The use of the so called Greek statistics to produce IMF's statistics for Greece suggests an ironic turn of events that did not go unnoticed by the German press, whose extensive coverage and highly critical stance indirectly aimed Chancellor Merkel and Federal Minister of Finance, Wolfgang Schaeuble. However, Spiegel Online noticed that the report will increase the pressure on the European partners, so as to agree to a further debt restructuring for Greece. Economists have long assumed that a further debt relief is unavoidable, provided that the target of pushing the Greek national debt by 2020 to 124% of the Greek GDP is still relevant.
Berlin announced last week an initiative with the KfW (a German government- owned development bank) to provide €1bn aid for Spanish Small Medium Enterprises.

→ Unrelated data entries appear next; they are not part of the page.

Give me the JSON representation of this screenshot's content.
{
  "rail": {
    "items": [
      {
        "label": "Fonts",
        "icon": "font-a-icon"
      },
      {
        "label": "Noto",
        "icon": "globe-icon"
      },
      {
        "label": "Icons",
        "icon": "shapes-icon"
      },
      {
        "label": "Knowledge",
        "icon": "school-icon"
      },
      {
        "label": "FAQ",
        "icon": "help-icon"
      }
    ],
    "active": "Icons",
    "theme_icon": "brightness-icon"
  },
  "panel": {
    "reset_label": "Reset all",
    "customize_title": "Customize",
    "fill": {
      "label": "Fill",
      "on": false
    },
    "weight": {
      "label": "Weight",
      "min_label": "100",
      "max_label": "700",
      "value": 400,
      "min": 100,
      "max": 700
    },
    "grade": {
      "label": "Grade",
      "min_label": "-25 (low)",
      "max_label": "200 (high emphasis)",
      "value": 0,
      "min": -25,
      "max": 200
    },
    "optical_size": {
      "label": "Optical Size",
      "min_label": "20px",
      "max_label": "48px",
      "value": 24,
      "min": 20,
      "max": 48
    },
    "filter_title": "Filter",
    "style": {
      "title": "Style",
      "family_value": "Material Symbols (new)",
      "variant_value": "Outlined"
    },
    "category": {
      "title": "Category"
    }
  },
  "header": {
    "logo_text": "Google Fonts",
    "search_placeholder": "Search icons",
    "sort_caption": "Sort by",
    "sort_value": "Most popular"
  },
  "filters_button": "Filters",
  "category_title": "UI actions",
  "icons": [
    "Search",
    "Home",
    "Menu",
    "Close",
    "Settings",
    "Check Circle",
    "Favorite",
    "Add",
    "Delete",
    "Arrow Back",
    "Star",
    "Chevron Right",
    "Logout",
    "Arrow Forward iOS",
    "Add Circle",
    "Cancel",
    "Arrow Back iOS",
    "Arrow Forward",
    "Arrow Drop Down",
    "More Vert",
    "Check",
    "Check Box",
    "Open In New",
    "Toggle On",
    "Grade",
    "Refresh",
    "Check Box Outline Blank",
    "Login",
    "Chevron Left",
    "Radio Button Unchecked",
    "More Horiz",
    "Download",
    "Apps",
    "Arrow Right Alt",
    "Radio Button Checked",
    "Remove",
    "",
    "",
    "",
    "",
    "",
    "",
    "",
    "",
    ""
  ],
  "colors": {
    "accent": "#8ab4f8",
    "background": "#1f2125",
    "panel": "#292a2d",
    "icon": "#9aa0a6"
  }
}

However, in the course of the week and in view of the harsh criticism for the IMF's mistakes, Mr. Schaeuble was quick to expand the German credit facility to Portugal and Greece as well. There had been similar considerations in 2011 in Athens but the efforts failed to beat fruit because even competitive Greek companies were offered loans with extraordinary high interest rates, even though Greek banks could finance themselves at the historically low interest rates set by the European Central Bank.
Italian journalists are keen on drawing a parallel between Greece and Italy because it would be really unfortunate to host a meeting about the fight against high unemployment and the possible measures to boost growth in the euro countries, only to be eventually excluded
Much to Italy's dismay, a similar offer by the KfW is not to be expected in the near future because German officials stated that Italy has sufficient financial resources for the time being and the country's annual budget deficit is much lower than in Spain, Portugal and Greece. The Italian Panorama portal shows no particular sympathy for IMF's use of Latin in admitting its own miscalculations and instead puts additional emphasis on the exploding unemployment rate of 27% in Greece and Spain. Italian press highlighted the dire situation in Greece, hoping that Italy's case won't be easily dismissed during the meeting of labor and finance ministers from Germany, France, Spain and Italy on Friday on 14th of June in Rome. Italian journalists are keen on drawing a parallel between Greece and Italy because it would be really unfortunate to host a meeting about the fight against high unemployment and the possible measures to boost growth in the euro countries, only to be eventually excluded.
Nevertheless, a fresh air of optimism is blowing to Greece from Romania, as the economic newspaper Ziarul Financiar delves into Greek etymology. The term "Grexit" was coined last year by analysts at the U.S. bank of Citibank and popularized before the elections held in 2012. One of the analysts credited with inventing the term, namely Citi's chief economist Willem Buiter maintains that the probability of Greece exiting the Eurozone is now virtually close to zero. “'The absence of negative news titles encourage tourists from Western Europe to return to the beaches of Greece and the investors to take a closer look at the Greek assets" said Buiter, before assuming that “if Greece follows the current course, its economy will recover and will enter into the phase of "Greekovery". And the summer moved on.